(Web page and app entries)
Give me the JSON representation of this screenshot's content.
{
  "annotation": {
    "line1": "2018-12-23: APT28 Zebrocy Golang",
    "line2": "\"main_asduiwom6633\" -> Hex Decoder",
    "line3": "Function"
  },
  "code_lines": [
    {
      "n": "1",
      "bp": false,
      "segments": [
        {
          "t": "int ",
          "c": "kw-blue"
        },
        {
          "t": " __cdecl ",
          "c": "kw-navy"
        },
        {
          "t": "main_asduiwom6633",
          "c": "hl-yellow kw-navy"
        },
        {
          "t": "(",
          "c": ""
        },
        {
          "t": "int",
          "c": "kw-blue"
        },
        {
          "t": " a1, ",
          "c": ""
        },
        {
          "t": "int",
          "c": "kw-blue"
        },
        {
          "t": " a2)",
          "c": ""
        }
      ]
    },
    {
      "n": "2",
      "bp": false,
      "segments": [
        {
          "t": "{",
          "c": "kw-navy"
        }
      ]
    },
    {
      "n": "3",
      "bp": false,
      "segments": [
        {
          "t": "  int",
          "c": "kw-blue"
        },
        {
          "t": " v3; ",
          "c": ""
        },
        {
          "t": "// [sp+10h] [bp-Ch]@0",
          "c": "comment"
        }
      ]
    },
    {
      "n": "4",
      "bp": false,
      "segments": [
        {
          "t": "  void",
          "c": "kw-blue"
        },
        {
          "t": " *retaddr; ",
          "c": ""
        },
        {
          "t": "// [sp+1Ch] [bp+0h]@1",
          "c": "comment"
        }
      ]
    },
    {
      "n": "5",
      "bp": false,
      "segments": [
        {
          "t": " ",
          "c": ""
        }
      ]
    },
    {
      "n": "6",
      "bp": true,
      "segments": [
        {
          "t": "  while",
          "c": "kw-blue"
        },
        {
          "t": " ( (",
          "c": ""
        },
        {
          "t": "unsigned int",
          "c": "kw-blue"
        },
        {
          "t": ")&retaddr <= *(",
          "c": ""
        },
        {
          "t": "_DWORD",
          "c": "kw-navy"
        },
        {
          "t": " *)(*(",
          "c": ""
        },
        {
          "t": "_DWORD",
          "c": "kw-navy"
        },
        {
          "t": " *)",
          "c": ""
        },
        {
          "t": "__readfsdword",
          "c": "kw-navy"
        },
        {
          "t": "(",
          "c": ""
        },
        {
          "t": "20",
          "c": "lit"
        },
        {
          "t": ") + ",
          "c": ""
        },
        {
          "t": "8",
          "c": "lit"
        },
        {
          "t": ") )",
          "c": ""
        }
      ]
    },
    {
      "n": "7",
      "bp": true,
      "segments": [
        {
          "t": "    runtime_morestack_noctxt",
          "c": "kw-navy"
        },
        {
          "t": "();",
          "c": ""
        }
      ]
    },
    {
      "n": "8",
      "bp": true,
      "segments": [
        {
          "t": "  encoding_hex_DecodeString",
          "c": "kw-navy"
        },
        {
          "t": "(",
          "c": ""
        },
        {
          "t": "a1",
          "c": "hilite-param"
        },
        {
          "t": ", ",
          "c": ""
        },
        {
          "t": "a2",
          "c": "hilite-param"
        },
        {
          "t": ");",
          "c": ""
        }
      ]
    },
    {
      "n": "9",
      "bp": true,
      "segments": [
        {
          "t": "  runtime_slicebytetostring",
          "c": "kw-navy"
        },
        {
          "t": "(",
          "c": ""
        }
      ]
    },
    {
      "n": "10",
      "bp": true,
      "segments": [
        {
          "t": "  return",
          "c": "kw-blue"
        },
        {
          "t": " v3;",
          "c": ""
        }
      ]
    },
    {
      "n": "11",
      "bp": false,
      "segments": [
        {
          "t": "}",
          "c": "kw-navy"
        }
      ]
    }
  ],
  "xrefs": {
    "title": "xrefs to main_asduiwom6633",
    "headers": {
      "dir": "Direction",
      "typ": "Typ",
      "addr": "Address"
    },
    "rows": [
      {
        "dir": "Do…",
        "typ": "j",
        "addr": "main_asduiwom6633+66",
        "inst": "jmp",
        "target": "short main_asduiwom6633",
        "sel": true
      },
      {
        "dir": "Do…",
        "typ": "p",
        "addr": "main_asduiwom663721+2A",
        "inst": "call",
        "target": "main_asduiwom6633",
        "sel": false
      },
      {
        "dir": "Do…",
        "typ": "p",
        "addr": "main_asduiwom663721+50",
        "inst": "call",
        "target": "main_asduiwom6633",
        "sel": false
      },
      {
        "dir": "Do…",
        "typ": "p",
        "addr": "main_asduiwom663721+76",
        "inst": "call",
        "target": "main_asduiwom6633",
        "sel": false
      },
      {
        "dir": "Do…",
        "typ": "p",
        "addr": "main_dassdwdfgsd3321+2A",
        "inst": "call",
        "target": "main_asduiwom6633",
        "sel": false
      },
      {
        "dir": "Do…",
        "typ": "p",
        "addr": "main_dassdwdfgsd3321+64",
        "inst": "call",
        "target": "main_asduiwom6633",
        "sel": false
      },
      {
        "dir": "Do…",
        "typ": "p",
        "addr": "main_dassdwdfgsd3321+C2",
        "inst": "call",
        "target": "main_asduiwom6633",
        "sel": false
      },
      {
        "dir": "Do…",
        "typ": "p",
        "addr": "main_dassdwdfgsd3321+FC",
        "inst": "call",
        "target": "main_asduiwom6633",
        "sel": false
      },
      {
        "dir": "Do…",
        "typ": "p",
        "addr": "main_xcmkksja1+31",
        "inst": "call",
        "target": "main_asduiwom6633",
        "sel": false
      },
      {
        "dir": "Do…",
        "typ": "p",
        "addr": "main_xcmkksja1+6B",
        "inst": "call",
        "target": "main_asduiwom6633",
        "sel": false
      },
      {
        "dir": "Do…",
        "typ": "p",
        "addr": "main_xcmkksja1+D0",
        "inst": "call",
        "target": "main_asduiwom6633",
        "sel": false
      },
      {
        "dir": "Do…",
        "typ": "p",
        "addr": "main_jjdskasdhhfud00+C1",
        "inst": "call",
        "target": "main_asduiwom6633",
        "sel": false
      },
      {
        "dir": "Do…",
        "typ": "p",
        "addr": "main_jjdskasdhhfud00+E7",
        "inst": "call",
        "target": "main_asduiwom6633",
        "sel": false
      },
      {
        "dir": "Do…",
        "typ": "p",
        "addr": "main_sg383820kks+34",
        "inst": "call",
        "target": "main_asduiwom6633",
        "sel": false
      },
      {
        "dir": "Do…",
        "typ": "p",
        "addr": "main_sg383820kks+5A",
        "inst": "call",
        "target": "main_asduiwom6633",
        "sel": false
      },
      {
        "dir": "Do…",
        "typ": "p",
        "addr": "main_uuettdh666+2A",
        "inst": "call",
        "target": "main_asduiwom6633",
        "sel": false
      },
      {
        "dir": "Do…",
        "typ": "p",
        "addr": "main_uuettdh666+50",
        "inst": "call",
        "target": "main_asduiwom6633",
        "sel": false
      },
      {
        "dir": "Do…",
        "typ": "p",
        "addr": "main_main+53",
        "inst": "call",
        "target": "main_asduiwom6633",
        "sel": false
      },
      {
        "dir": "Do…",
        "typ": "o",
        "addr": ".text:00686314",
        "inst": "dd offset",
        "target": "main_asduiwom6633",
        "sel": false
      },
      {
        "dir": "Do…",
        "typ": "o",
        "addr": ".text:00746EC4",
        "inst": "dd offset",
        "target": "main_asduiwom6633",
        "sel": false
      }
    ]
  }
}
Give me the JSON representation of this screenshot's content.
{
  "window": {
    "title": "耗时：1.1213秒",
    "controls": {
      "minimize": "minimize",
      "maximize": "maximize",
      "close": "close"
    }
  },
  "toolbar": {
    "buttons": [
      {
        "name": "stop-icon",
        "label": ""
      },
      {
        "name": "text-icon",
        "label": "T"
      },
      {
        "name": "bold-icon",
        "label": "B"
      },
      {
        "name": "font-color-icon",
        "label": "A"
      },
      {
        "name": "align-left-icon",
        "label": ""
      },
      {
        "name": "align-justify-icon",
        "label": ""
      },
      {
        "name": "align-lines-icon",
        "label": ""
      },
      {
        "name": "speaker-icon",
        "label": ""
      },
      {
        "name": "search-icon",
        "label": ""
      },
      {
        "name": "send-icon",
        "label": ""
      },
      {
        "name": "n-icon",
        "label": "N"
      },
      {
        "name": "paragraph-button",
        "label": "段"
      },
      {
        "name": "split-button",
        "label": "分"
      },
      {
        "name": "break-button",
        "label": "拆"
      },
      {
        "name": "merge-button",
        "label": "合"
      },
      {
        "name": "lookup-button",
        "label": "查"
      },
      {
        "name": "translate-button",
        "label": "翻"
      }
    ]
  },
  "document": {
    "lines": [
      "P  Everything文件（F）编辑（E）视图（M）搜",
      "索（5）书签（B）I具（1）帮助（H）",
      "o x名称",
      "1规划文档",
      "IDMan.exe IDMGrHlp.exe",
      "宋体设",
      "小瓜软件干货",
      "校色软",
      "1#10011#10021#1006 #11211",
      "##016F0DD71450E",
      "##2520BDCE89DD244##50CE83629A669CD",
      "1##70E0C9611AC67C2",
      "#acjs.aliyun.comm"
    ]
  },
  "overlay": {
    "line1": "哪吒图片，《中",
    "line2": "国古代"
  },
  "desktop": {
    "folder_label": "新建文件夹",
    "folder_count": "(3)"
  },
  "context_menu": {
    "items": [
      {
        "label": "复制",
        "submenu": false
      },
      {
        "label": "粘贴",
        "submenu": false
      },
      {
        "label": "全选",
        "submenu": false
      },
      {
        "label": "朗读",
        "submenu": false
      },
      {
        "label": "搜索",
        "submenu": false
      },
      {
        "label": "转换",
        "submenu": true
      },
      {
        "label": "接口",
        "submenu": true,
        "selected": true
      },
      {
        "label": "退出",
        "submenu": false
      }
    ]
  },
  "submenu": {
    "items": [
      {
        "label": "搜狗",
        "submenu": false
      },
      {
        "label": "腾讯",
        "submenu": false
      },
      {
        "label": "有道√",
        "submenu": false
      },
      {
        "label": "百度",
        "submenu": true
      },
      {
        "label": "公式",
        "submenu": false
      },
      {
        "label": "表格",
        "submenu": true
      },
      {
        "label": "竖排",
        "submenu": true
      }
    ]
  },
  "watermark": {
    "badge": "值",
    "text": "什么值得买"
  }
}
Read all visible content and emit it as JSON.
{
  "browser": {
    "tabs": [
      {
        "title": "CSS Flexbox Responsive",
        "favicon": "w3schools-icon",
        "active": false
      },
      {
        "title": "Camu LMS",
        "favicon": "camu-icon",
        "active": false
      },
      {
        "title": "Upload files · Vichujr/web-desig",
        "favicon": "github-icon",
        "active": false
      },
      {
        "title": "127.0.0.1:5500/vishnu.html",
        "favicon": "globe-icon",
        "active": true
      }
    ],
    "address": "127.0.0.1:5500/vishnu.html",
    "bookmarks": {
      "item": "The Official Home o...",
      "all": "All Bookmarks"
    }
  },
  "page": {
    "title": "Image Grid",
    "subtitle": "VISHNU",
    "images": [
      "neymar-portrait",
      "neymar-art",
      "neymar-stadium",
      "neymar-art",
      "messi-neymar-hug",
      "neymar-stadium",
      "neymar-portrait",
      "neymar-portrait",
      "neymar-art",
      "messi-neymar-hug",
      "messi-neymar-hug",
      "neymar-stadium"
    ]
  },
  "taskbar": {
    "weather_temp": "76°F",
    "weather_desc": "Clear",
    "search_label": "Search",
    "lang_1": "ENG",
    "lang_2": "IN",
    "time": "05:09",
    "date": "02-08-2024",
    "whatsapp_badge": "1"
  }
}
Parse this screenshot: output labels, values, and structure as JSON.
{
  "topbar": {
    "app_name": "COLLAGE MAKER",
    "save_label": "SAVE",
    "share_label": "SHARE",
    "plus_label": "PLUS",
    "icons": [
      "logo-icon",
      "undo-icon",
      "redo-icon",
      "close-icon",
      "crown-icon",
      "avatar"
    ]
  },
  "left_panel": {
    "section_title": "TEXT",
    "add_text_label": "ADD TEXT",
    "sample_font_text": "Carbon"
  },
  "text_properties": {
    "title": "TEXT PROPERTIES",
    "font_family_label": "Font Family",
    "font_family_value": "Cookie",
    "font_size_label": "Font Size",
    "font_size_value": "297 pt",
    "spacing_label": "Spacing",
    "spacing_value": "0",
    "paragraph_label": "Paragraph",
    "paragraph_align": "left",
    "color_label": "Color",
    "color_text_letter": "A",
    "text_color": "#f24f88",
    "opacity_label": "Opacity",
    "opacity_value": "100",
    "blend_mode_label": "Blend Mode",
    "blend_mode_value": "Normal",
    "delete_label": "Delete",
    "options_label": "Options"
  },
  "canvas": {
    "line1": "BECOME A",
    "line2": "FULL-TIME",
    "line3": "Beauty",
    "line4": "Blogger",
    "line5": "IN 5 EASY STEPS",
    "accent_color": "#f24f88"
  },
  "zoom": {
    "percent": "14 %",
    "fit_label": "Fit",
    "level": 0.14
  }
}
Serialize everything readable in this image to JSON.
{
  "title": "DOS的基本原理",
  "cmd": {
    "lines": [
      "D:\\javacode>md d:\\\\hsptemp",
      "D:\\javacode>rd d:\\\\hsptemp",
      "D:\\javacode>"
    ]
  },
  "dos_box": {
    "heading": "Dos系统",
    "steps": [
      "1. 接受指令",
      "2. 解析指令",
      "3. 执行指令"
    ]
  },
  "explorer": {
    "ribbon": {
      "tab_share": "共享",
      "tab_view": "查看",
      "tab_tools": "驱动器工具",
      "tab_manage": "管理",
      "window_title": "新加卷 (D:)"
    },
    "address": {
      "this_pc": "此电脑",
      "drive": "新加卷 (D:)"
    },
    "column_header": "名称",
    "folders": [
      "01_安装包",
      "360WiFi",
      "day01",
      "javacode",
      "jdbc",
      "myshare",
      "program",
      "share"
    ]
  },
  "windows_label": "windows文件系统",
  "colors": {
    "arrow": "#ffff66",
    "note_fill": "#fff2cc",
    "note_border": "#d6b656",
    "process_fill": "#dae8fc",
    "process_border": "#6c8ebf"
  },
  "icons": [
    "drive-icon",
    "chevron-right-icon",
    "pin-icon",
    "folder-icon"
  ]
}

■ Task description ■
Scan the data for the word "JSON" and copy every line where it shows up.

■ Solution ■
Give me the JSON representation of this screenshot's content.
Give me the JSON representation of this screenshot's content.
Read all visible content and emit it as JSON.
Parse this screenshot: output labels, values, and structure as JSON.
Serialize everything readable in this image to JSON.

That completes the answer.